A photographer, Russo continues on a cross-country tour showing the film FREE where requested. The list has grown far beyond expectations. At the showing, DVD’s are for sale ($15), money from which will go towards a sequel but Russo will not return to his “feed the homeless” bus. He’s selling it to someone who wants to follow in his footsteps.
Despite humiliation, Brandt remains Christ-centered. He pondered dealing with injustices. He conjectured if someone stole his wallet, he might give them his jacket too. But what came next has a rubric of faith: Suppose someone broke into your house, he said, adding, they obviously are not ready to go to Heaven (as a Christian). But, inside, a believer exercising his gun owner rights, shoots and kills the intruder, who happened to be just a kid. And, at the thief’s home, there is a child, maybe two or three years old who now has no father.
And, like the Biblical story of a rich man asking Jesus how he can enter Heaven, Russo calmly deflects the traditional Romans road Salvation plan as the essential portion of his meeting with a stranger. He has to show love and get to know them before he can talk about Jesus.
Once, he was asked by a college student, what could she have in her car for someone homeless, poor, or hitchhiking. “What practical things can I give them?” Naturally, Brandt Russo’s response instills a bit of fear, he answered her question with a three letter word: YOU.
You see, Brandt believes that following the steps of Christ no one can hurt you. Even if they kill you, you go home to your Savior’s Heaven.
To purchase a copy of “Adopt a Jesus,” or learn more about the production: http://www.adoptajesus.com/blog.html.
e-qua yona, Cherokee for 'big bear' is the only nick name I've ever had, at least one I liked. One of my favorite ever students called me that when I taught for the Eastern Band Cherokee. It is Mato Tanka in Lakota.
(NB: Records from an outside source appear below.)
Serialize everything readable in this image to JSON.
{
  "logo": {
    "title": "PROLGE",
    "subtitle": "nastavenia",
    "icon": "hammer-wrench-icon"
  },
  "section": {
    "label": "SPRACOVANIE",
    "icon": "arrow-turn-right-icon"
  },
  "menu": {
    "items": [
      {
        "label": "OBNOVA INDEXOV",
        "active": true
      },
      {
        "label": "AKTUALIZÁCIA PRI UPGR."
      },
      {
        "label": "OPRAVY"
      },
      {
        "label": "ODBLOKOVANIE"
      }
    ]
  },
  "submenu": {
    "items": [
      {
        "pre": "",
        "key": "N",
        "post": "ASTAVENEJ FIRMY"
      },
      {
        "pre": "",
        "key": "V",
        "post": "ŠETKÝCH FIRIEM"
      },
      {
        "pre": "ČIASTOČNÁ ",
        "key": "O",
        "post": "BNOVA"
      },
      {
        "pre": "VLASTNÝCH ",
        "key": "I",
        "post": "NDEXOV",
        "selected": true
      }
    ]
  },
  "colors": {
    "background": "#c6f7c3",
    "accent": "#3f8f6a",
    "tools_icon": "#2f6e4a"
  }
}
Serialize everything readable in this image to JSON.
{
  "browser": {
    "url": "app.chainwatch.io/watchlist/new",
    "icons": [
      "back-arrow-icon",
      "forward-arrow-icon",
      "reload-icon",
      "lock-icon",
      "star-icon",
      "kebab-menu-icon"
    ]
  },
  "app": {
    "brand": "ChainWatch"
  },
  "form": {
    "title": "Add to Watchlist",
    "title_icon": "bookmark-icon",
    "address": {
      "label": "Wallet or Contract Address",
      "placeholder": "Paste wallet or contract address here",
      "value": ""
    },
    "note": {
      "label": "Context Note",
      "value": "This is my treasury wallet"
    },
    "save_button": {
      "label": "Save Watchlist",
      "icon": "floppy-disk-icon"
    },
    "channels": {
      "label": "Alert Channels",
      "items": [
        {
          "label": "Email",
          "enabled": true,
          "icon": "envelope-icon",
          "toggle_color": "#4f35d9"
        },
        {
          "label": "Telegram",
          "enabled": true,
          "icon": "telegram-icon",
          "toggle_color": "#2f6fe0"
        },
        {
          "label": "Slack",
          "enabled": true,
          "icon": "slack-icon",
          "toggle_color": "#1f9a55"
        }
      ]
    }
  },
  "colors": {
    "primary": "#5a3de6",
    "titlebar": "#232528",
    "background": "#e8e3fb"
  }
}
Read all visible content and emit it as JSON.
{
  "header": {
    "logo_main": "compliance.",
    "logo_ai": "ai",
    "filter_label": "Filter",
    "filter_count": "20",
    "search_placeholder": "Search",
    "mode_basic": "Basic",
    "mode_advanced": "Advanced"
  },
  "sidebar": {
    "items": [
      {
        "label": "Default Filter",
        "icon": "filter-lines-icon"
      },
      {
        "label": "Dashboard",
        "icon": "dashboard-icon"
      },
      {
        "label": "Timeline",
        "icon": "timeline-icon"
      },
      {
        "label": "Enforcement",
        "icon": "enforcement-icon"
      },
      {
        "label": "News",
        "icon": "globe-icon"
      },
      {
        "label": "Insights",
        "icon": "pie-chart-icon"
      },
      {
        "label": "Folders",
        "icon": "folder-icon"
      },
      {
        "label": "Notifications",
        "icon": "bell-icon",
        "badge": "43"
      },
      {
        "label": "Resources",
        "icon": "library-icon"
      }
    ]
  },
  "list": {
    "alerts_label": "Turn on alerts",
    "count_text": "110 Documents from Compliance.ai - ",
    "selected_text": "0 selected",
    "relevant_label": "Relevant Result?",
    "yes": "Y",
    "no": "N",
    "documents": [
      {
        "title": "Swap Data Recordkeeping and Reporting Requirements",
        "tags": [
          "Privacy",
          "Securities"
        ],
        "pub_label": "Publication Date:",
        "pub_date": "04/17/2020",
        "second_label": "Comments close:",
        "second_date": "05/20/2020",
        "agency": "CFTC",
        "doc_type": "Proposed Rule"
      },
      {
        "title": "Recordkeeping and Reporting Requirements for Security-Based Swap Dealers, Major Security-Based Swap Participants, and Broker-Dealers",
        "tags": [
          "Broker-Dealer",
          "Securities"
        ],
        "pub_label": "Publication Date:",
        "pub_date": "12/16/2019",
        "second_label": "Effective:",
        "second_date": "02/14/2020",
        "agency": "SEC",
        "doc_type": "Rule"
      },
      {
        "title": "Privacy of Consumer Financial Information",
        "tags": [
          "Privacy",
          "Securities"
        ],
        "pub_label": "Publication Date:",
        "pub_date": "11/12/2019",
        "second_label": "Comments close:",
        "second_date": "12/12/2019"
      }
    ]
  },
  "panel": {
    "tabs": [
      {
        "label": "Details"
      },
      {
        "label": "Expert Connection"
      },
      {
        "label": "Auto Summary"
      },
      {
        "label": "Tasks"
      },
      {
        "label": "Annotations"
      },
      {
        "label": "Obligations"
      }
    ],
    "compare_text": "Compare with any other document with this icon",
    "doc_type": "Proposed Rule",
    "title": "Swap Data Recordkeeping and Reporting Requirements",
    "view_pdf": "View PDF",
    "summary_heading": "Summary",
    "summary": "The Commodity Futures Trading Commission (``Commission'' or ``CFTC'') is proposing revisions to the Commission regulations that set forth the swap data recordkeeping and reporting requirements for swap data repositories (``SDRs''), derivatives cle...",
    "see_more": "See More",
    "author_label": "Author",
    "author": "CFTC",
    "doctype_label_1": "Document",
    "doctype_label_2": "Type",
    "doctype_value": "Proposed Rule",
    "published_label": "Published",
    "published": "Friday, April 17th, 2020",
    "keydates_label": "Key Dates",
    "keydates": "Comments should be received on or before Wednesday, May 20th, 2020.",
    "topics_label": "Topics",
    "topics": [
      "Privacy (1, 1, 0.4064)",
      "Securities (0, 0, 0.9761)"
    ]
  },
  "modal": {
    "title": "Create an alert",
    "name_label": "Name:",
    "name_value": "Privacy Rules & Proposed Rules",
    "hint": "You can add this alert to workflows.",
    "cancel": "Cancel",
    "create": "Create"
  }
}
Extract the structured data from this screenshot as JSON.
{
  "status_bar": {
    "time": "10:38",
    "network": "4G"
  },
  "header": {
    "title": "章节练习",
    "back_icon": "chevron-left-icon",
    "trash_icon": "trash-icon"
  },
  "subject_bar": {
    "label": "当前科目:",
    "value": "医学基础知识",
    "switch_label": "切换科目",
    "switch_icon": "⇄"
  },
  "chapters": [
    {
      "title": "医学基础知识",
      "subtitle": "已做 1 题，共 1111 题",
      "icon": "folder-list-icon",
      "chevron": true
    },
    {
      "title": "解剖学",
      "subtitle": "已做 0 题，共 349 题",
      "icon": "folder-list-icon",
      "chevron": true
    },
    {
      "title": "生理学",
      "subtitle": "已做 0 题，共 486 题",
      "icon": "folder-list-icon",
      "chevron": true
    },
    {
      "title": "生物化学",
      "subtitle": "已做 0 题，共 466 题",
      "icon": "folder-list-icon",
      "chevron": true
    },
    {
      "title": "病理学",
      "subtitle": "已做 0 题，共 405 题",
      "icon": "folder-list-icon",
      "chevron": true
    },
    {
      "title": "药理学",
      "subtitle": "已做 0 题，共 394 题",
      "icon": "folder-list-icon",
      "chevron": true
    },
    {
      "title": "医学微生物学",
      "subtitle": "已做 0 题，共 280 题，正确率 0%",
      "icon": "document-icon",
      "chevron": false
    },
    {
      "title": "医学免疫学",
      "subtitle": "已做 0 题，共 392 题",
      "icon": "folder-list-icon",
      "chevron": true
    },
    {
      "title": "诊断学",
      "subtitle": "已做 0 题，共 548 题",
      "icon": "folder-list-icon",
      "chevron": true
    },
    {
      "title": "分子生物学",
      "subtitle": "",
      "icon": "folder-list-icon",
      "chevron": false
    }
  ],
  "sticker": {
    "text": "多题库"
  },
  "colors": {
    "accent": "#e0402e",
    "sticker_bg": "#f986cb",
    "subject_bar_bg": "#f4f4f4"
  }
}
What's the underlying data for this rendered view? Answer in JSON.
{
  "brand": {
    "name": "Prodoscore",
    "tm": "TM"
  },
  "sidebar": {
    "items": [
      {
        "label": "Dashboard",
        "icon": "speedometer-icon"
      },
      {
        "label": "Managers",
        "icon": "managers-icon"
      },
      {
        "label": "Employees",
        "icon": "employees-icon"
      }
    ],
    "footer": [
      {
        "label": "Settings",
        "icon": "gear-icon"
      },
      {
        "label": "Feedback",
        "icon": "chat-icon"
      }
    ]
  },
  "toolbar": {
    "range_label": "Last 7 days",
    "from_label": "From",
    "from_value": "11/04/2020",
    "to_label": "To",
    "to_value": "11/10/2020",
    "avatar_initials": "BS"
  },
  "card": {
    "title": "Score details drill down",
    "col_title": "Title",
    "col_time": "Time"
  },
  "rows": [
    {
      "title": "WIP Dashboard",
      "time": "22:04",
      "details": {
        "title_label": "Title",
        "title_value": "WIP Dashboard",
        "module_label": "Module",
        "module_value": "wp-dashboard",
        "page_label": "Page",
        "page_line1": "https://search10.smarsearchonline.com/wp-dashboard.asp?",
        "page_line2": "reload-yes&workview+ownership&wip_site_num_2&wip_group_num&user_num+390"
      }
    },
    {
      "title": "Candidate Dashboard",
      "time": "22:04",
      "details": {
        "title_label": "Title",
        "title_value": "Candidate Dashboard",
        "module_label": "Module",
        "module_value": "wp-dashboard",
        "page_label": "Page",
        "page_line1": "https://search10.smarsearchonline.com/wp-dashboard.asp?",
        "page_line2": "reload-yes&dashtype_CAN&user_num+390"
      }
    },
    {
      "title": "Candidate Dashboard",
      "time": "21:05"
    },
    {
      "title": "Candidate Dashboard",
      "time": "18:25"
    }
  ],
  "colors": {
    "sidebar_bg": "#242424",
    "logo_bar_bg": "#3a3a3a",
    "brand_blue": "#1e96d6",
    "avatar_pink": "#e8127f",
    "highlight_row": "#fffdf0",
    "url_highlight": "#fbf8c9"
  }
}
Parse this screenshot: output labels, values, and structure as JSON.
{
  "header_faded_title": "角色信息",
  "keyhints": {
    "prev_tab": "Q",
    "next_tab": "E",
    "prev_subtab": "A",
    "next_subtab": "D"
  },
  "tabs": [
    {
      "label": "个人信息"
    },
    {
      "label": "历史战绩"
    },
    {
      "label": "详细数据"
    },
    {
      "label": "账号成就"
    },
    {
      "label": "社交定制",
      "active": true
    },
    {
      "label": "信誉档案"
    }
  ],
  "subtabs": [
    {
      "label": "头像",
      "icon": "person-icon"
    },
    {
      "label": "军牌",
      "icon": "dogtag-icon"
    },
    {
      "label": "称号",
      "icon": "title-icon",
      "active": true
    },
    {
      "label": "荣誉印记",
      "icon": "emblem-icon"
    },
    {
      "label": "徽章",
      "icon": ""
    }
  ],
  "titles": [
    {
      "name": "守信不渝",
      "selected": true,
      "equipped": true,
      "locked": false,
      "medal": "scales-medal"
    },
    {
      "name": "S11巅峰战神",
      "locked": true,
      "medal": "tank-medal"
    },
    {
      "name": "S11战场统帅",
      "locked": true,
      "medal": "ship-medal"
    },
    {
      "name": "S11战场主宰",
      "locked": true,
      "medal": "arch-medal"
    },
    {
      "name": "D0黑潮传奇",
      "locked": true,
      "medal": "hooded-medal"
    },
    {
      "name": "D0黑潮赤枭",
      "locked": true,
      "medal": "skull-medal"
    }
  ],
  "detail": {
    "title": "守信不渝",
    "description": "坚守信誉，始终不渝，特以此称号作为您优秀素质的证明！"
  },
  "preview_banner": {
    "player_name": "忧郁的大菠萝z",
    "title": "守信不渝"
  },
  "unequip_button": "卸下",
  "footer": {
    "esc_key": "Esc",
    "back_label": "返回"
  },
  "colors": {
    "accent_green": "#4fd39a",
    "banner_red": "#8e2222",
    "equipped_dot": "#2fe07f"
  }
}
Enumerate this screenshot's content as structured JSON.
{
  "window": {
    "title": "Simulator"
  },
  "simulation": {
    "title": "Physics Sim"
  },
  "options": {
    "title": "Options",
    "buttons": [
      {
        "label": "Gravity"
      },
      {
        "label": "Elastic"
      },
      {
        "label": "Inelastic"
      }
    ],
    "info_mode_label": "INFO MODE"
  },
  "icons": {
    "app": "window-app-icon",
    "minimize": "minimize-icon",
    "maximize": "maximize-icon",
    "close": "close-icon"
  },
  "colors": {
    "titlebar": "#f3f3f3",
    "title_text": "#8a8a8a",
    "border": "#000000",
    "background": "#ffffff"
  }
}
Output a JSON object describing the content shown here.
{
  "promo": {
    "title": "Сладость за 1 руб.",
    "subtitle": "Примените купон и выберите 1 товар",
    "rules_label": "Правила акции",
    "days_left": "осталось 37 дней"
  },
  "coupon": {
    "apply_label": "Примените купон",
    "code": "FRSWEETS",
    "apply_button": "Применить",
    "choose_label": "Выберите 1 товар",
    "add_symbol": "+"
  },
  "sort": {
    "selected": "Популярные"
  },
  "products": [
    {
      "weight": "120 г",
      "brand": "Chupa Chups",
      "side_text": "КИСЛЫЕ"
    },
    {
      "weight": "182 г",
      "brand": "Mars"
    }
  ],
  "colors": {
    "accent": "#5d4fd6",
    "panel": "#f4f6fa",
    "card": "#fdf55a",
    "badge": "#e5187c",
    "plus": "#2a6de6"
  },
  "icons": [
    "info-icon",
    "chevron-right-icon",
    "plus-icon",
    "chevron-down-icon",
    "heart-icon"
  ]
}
I have lived a nomadic life and have enjoyed most of it so far.
Seeking balance with the universe or great mystery is what life oughta be about.